→ Task goal
Locate all lines in the data below that hold "icon" and show them.

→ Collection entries
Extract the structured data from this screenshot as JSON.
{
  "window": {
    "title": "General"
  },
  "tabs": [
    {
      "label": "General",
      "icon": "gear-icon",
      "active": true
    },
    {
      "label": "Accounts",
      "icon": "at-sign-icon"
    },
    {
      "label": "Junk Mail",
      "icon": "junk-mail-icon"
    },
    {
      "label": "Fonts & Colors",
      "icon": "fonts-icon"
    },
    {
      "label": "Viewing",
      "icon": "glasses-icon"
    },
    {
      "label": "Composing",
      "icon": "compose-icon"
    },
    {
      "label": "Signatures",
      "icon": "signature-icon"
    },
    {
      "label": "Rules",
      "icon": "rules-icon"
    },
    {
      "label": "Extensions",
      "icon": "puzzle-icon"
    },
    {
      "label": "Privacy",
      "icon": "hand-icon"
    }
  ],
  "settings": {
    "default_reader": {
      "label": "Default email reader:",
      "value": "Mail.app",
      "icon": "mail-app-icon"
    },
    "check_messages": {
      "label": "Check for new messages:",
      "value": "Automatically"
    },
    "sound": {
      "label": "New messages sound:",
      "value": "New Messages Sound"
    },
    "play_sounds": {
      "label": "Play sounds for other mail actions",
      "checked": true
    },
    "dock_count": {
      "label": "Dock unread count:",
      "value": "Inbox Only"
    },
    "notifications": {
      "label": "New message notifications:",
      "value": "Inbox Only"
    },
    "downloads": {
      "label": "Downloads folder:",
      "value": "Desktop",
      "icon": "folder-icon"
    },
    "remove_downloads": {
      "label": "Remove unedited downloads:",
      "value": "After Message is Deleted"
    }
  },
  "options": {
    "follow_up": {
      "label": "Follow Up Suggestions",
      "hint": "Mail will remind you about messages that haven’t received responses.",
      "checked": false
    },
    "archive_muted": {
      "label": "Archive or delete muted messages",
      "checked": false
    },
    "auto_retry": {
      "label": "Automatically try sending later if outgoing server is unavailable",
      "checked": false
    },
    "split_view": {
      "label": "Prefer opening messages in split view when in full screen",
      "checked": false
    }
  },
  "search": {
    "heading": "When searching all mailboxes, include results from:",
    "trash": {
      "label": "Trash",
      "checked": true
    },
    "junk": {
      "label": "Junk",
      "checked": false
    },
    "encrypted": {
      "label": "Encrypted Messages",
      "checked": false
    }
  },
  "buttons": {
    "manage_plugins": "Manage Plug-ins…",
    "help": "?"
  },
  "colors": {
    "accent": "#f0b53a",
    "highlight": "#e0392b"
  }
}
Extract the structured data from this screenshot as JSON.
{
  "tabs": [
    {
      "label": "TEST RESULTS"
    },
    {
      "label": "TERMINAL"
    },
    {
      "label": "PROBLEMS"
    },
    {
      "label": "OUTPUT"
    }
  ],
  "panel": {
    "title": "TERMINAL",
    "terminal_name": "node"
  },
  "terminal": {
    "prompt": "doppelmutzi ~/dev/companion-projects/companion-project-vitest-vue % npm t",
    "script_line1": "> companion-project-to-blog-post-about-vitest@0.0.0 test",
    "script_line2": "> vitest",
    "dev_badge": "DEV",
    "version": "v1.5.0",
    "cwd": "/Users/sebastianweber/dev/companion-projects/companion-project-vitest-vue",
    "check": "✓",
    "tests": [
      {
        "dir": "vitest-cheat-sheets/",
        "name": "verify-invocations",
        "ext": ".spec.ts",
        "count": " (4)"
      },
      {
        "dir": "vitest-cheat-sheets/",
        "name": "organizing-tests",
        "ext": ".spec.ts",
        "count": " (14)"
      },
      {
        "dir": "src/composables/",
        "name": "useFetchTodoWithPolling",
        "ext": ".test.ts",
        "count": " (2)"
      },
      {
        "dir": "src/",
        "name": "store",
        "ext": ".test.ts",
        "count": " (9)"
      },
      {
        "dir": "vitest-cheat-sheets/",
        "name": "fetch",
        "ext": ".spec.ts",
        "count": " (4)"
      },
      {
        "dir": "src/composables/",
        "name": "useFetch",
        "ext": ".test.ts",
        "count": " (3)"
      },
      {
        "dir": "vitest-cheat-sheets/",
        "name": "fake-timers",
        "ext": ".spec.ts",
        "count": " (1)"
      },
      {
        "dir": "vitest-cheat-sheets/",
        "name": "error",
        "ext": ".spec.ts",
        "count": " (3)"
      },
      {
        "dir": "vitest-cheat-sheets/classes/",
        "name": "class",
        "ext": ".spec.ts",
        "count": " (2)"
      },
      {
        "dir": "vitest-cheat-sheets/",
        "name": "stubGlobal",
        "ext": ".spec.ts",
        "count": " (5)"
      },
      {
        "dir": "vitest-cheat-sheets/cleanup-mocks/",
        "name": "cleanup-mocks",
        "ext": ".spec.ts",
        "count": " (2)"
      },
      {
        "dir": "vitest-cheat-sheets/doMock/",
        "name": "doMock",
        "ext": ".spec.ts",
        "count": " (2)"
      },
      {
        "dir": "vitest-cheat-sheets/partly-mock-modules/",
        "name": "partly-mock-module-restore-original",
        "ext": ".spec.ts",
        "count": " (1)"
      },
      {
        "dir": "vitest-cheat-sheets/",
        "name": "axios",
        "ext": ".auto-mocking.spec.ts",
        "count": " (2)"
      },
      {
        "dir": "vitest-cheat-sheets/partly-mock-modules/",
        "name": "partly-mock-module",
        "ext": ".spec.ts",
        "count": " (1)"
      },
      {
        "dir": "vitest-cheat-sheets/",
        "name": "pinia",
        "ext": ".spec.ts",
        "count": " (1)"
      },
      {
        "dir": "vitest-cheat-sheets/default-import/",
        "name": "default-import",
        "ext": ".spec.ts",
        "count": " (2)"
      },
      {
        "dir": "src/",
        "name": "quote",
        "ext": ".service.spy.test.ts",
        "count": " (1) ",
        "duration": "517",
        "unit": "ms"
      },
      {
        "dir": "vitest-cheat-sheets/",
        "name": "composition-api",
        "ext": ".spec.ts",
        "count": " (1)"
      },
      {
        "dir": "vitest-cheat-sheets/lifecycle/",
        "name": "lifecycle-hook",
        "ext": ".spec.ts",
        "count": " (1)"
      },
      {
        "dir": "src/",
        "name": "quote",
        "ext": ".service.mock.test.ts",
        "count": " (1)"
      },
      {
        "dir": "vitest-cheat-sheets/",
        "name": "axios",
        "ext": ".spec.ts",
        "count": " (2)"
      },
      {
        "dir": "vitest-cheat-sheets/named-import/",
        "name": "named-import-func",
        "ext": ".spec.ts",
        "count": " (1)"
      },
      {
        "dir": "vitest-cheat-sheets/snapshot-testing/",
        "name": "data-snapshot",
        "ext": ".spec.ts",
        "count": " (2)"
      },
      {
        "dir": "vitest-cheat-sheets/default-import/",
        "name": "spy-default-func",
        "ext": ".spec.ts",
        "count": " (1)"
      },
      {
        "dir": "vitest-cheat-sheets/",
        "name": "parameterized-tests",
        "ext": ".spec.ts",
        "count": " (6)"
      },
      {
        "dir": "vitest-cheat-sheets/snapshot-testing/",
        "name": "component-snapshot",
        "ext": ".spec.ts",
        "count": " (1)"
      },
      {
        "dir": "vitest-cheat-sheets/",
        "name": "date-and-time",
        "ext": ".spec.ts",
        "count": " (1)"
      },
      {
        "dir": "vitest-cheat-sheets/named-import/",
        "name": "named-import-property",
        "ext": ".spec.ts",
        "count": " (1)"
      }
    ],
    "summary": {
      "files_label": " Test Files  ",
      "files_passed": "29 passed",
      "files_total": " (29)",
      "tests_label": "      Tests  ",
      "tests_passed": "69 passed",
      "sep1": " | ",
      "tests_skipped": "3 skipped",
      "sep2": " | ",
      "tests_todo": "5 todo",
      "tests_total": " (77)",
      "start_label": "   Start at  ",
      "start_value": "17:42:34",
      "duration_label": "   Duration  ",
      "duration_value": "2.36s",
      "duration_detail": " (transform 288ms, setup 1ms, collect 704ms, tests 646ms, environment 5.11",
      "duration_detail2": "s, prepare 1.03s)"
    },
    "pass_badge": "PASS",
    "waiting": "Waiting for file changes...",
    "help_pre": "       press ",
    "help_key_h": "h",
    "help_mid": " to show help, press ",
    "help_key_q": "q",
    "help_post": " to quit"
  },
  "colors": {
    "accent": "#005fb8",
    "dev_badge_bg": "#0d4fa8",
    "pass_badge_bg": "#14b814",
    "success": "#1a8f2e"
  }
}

→ Expected answer
      "icon": "gear-icon",
      "icon": "at-sign-icon"
      "icon": "junk-mail-icon"
      "icon": "fonts-icon"
      "icon": "glasses-icon"
      "icon": "compose-icon"
      "icon": "signature-icon"
      "icon": "rules-icon"
      "icon": "puzzle-icon"
      "icon": "hand-icon"
      "icon": "mail-app-icon"
      "icon": "folder-icon"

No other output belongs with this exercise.